- **Try it**
Could you restate the data below word for word, without its pictures?

==== Material for this task ====

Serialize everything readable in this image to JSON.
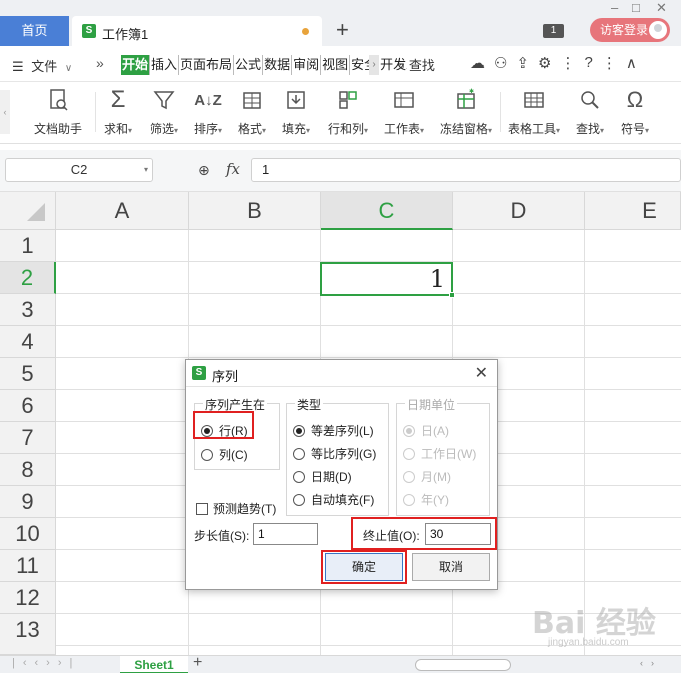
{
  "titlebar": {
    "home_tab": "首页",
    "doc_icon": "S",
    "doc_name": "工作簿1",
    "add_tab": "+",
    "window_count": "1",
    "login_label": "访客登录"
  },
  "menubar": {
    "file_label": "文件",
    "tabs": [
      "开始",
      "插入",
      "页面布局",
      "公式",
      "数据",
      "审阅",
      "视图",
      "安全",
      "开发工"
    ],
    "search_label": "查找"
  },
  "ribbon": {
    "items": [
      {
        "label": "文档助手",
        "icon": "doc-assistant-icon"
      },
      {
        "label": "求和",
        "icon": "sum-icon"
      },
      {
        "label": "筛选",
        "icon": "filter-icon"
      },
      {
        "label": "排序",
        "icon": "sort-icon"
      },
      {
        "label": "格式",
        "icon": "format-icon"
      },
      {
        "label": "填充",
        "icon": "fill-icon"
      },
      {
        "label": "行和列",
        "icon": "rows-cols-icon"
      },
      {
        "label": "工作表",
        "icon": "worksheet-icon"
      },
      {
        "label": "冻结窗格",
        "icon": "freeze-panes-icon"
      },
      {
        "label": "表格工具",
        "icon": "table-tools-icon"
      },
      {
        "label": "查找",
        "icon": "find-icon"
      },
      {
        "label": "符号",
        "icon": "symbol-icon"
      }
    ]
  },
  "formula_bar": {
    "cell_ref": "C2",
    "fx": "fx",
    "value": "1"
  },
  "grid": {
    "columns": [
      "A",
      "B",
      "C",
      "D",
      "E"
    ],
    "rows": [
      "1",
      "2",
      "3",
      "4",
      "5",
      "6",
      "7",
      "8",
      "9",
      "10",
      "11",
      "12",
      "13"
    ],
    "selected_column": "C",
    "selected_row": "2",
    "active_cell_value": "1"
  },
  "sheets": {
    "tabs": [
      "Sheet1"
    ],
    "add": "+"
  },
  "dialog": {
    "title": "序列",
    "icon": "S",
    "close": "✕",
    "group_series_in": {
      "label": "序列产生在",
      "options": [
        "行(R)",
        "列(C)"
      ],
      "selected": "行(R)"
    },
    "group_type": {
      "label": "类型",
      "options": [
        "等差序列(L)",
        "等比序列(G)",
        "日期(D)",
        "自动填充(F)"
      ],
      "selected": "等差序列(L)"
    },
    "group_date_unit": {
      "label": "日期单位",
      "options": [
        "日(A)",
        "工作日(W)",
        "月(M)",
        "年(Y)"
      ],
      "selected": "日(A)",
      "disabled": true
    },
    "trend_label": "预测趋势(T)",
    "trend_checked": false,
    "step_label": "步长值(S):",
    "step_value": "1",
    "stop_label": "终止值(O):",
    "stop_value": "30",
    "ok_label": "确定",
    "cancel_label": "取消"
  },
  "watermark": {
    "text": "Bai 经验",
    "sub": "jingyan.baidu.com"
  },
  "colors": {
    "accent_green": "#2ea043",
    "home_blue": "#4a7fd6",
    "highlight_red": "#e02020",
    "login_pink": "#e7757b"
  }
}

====

- **Output**
Serialize everything readable in this image to JSON.
{
  "titlebar": {
    "home_tab": "首页",
    "doc_icon": "S",
    "doc_name": "工作簿1",
    "add_tab": "+",
    "window_count": "1",
    "login_label": "访客登录"
  },
  "menubar": {
    "file_label": "文件",
    "tabs": [
      "开始",
      "插入",
      "页面布局",
      "公式",
      "数据",
      "审阅",
      "视图",
      "安全",
      "开发工"
    ],
    "search_label": "查找"
  },
  "ribbon": {
    "items": [
      {
        "label": "文档助手",
        "icon": "doc-assistant-icon"
      },
      {
        "label": "求和",
        "icon": "sum-icon"
      },
      {
        "label": "筛选",
        "icon": "filter-icon"
      },
      {
        "label": "排序",
        "icon": "sort-icon"
      },
      {
        "label": "格式",
        "icon": "format-icon"
      },
      {
        "label": "填充",
        "icon": "fill-icon"
      },
      {
        "label": "行和列",
        "icon": "rows-cols-icon"
      },
      {
        "label": "工作表",
        "icon": "worksheet-icon"
      },
      {
        "label": "冻结窗格",
        "icon": "freeze-panes-icon"
      },
      {
        "label": "表格工具",
        "icon": "table-tools-icon"
      },
      {
        "label": "查找",
        "icon": "find-icon"
      },
      {
        "label": "符号",
        "icon": "symbol-icon"
      }
    ]
  },
  "formula_bar": {
    "cell_ref": "C2",
    "fx": "fx",
    "value": "1"
  },
  "grid": {
    "columns": [
      "A",
      "B",
      "C",
      "D",
      "E"
    ],
    "rows": [
      "1",
      "2",
      "3",
      "4",
      "5",
      "6",
      "7",
      "8",
      "9",
      "10",
      "11",
      "12",
      "13"
    ],
    "selected_column": "C",
    "selected_row": "2",
    "active_cell_value": "1"
  },
  "sheets": {
    "tabs": [
      "Sheet1"
    ],
    "add": "+"
  },
  "dialog": {
    "title": "序列",
    "icon": "S",
    "close": "✕",
    "group_series_in": {
      "label": "序列产生在",
      "options": [
        "行(R)",
        "列(C)"
      ],
      "selected": "行(R)"
    },
    "group_type": {
      "label": "类型",
      "options": [
        "等差序列(L)",
        "等比序列(G)",
        "日期(D)",
        "自动填充(F)"
      ],
      "selected": "等差序列(L)"
    },
    "group_date_unit": {
      "label": "日期单位",
      "options": [
        "日(A)",
        "工作日(W)",
        "月(M)",
        "年(Y)"
      ],
      "selected": "日(A)",
      "disabled": true
    },
    "trend_label": "预测趋势(T)",
    "trend_checked": false,
    "step_label": "步长值(S):",
    "step_value": "1",
    "stop_label": "终止值(O):",
    "stop_value": "30",
    "ok_label": "确定",
    "cancel_label": "取消"
  },
  "watermark": {
    "text": "Bai 经验",
    "sub": "jingyan.baidu.com"
  },
  "colors": {
    "accent_green": "#2ea043",
    "home_blue": "#4a7fd6",
    "highlight_red": "#e02020",
    "login_pink": "#e7757b"
  }
}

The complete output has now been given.